━━━━━ Exercise material ━━━━━

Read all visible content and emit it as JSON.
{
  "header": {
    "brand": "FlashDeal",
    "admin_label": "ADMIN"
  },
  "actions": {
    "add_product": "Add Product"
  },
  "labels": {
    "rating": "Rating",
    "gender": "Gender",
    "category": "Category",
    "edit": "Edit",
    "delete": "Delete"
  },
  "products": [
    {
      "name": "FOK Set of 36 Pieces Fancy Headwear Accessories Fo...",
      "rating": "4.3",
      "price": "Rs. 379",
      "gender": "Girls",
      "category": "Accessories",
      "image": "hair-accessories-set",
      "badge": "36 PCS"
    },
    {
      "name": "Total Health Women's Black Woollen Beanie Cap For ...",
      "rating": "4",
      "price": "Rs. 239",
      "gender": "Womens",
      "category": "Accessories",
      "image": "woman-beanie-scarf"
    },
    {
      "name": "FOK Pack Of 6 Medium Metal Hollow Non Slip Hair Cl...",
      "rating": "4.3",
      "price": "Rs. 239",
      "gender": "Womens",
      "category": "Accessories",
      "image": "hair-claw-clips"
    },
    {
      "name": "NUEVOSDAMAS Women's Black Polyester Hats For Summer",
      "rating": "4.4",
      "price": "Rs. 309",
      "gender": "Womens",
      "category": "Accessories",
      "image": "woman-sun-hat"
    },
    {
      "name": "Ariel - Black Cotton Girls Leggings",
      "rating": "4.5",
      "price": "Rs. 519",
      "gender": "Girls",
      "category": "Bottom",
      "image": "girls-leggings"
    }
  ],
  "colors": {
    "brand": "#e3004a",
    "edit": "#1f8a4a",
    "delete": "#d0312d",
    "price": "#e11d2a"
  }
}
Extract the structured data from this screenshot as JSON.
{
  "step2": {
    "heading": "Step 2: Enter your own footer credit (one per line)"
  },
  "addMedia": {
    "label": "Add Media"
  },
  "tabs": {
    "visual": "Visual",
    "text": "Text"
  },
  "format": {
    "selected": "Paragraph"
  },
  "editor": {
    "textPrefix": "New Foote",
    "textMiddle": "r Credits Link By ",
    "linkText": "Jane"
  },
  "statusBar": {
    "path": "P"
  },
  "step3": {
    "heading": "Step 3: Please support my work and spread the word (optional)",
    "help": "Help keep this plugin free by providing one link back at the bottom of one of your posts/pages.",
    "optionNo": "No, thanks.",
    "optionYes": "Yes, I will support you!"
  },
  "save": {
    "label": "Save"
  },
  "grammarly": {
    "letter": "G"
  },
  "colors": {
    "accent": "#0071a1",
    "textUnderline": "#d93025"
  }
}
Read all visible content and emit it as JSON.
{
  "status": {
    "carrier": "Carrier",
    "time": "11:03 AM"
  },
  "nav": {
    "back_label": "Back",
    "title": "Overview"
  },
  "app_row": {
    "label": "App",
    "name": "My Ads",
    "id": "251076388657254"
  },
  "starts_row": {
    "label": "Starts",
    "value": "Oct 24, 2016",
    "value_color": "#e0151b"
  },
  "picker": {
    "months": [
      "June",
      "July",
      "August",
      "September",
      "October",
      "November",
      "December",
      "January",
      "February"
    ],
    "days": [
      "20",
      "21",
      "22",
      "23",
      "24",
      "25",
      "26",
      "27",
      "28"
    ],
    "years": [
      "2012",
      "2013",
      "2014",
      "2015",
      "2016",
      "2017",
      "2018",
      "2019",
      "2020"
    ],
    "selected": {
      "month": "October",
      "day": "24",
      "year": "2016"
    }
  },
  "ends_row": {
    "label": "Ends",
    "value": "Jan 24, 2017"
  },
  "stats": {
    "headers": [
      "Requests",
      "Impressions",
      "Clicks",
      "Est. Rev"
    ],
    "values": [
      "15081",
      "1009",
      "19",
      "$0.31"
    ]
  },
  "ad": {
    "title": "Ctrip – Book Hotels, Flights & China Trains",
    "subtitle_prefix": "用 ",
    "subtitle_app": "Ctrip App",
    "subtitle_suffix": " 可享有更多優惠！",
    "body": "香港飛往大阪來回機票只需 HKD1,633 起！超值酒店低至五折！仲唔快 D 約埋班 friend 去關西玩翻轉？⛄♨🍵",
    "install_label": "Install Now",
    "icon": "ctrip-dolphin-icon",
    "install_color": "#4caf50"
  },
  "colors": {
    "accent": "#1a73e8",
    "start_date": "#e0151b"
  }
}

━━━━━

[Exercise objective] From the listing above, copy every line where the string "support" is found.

[Response to this exercise]
    "heading": "Step 3: Please support my work and spread the word (optional)",
    "optionYes": "Yes, I will support you!"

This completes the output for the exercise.